DATA EXTRACTS ->
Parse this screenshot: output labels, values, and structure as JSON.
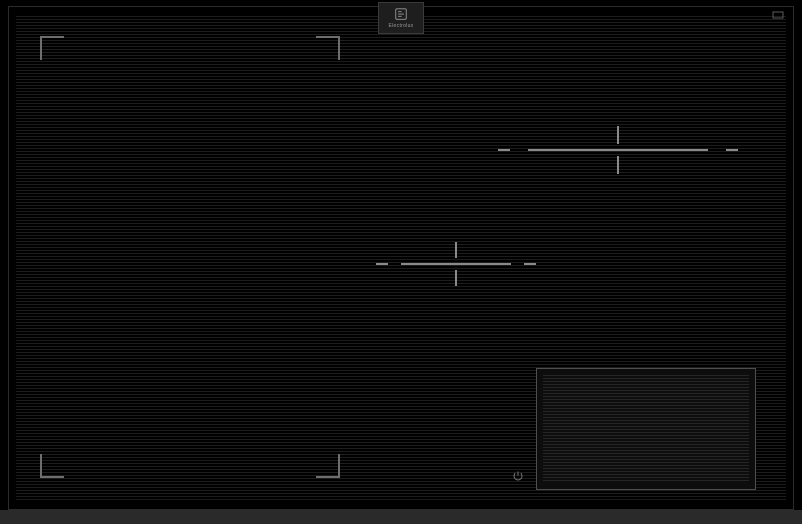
{
  "brand": {
    "name": "Electrolux"
  },
  "zones": {
    "flex": {
      "label": ""
    },
    "rear_right": {
      "label": ""
    },
    "center": {
      "label": ""
    }
  },
  "panel": {
    "power_label": ""
  },
  "colors": {
    "accent": "#8a8a8a",
    "line": "#1c1c1c"
  }
}
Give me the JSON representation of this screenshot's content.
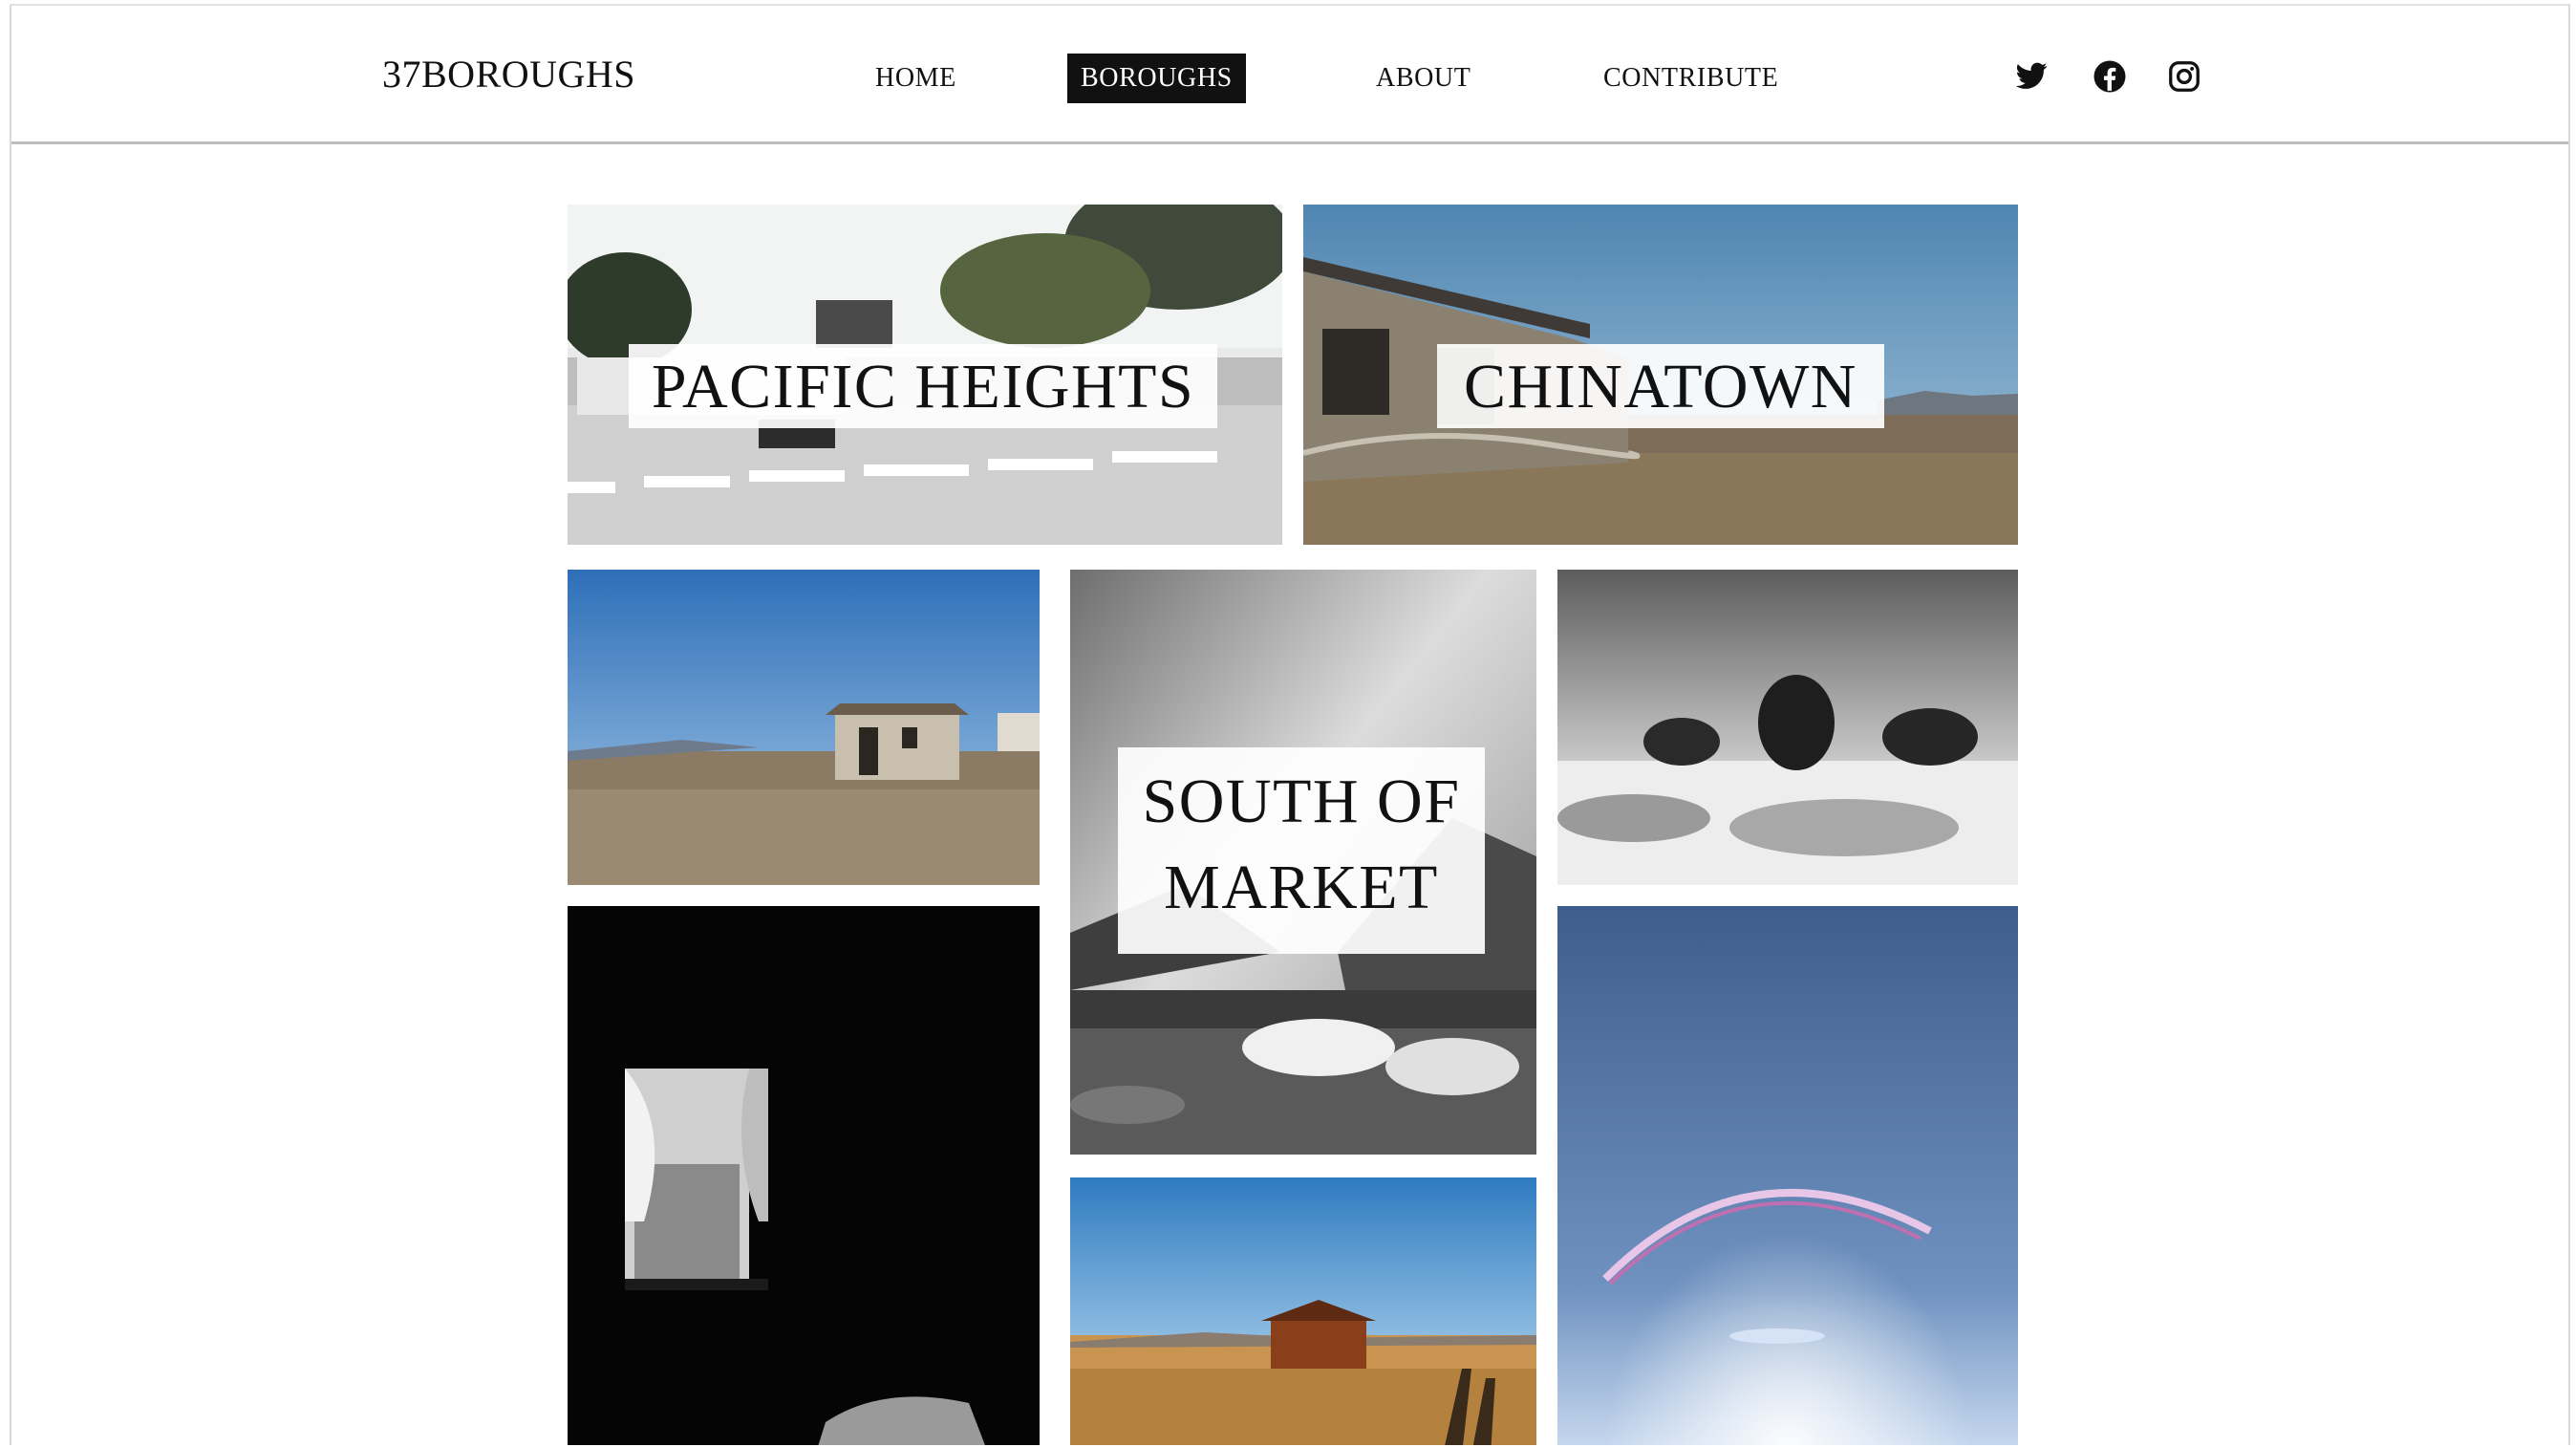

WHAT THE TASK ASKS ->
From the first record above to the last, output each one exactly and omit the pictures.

RESULT BELOW ->
Parse this screenshot: output labels, values, and structure as JSON.
{
  "brand": {
    "name": "Electrolux"
  },
  "zones": {
    "flex": {
      "label": ""
    },
    "rear_right": {
      "label": ""
    },
    "center": {
      "label": ""
    }
  },
  "panel": {
    "power_label": ""
  },
  "colors": {
    "accent": "#8a8a8a",
    "line": "#1c1c1c"
  }
}
Give me the JSON representation of this screenshot's content.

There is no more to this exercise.